*** Opening of SUPPLIED MATERIAL ***

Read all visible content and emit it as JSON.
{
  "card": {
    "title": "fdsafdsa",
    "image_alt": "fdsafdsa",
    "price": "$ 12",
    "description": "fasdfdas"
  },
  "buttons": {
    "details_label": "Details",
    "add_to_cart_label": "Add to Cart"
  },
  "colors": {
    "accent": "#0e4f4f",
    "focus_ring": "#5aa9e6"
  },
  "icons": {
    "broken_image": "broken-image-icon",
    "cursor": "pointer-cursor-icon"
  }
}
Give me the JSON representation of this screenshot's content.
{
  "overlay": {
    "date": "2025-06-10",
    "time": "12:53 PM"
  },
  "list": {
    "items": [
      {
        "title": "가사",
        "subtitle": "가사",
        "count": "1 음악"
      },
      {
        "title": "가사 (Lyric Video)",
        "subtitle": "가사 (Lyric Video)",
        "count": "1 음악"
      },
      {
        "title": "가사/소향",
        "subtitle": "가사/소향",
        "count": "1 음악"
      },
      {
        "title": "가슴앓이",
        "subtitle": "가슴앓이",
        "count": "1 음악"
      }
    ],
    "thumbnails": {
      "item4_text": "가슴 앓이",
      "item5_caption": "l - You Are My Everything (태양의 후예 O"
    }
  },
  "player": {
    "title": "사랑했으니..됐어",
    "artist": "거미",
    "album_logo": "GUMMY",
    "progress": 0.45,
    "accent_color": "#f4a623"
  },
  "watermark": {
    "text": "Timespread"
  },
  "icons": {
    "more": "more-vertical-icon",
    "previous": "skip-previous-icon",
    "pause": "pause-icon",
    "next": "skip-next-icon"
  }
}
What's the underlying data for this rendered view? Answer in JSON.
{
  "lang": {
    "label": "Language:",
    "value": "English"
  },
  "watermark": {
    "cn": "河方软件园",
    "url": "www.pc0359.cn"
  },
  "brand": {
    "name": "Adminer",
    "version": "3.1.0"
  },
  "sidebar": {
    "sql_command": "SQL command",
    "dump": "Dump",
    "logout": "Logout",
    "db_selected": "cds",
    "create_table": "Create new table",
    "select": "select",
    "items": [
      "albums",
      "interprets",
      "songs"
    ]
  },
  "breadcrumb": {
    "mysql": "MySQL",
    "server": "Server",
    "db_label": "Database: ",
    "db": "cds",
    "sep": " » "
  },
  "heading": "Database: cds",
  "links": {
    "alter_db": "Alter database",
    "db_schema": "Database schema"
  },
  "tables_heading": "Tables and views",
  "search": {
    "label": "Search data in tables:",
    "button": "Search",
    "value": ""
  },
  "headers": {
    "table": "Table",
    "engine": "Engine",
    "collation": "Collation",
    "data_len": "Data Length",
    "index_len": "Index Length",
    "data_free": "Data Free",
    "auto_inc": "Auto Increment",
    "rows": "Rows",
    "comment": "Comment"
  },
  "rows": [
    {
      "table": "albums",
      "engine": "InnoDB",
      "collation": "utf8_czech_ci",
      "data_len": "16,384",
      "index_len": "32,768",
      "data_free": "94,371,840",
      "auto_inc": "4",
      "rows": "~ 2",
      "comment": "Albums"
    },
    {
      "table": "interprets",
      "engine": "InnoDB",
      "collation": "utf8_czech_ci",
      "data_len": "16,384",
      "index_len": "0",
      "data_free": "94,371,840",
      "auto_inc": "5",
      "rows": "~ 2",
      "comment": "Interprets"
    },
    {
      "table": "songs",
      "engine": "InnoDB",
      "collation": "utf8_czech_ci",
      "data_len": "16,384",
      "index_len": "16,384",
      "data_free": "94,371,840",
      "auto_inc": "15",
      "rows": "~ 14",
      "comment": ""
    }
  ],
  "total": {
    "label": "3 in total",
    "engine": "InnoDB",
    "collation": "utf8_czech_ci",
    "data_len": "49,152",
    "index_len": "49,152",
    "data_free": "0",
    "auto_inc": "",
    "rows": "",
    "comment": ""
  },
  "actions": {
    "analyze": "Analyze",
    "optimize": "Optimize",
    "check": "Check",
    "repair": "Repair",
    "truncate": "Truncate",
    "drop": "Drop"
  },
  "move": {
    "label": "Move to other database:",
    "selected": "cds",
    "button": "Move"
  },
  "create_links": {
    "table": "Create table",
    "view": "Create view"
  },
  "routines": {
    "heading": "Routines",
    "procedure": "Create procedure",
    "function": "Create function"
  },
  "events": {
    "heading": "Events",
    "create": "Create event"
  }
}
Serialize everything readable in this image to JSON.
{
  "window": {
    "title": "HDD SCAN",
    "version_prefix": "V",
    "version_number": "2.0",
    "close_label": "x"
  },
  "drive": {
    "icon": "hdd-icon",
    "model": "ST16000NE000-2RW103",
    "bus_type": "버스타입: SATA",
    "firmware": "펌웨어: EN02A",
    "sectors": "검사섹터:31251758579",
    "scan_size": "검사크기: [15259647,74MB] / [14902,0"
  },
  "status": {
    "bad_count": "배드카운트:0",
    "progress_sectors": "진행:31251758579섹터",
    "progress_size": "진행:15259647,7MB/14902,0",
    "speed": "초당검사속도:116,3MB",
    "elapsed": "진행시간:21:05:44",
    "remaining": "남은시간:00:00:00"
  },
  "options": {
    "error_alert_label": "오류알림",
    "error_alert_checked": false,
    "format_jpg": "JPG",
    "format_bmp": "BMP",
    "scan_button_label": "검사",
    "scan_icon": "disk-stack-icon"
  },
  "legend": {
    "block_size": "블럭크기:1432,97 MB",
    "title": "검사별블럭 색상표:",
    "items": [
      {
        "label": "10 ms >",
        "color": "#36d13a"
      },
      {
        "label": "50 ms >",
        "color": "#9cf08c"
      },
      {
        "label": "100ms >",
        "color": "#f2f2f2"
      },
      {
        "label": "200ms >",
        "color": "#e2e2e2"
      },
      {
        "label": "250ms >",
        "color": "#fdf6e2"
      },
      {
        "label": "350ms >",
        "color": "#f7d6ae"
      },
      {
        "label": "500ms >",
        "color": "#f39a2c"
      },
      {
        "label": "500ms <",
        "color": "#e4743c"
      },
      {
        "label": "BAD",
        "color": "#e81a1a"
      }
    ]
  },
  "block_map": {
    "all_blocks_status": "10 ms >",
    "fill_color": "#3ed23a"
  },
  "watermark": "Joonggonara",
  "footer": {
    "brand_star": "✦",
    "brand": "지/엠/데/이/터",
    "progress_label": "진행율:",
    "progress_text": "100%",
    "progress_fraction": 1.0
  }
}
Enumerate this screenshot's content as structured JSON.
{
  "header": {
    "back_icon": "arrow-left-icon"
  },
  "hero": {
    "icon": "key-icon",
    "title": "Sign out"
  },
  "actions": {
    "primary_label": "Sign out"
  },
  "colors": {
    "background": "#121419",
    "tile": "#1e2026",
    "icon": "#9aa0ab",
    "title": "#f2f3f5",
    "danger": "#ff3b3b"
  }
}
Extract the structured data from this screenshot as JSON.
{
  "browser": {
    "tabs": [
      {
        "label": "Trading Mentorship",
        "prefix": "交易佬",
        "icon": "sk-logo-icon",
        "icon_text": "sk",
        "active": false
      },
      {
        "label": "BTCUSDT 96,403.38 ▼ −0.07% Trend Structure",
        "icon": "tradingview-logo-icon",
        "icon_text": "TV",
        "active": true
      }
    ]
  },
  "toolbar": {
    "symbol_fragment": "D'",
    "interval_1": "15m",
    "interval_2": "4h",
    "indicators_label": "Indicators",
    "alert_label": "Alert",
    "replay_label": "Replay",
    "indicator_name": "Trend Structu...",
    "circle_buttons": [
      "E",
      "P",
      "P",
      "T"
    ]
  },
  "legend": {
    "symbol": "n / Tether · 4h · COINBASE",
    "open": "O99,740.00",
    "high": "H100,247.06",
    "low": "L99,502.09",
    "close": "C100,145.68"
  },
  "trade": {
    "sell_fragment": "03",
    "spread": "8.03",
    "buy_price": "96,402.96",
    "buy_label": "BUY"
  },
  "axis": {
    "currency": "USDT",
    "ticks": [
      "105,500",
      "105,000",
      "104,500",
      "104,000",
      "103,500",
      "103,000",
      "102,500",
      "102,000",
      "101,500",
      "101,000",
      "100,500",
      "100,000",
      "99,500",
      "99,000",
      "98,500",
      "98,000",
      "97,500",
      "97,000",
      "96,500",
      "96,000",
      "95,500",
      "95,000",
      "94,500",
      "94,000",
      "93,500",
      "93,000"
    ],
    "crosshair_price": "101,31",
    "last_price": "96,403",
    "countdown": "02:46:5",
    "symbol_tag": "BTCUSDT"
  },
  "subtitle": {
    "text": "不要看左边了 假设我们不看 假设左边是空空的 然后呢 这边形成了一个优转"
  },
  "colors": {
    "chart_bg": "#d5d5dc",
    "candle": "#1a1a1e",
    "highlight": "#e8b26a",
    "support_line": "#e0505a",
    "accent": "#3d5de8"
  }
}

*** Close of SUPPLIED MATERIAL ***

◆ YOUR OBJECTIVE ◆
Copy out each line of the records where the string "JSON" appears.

◆ TASK SOLUTION ◆
Read all visible content and emit it as JSON.
Give me the JSON representation of this screenshot's content.
What's the underlying data for this rendered view? Answer in JSON.
Serialize everything readable in this image to JSON.
Enumerate this screenshot's content as structured JSON.
Extract the structured data from this screenshot as JSON.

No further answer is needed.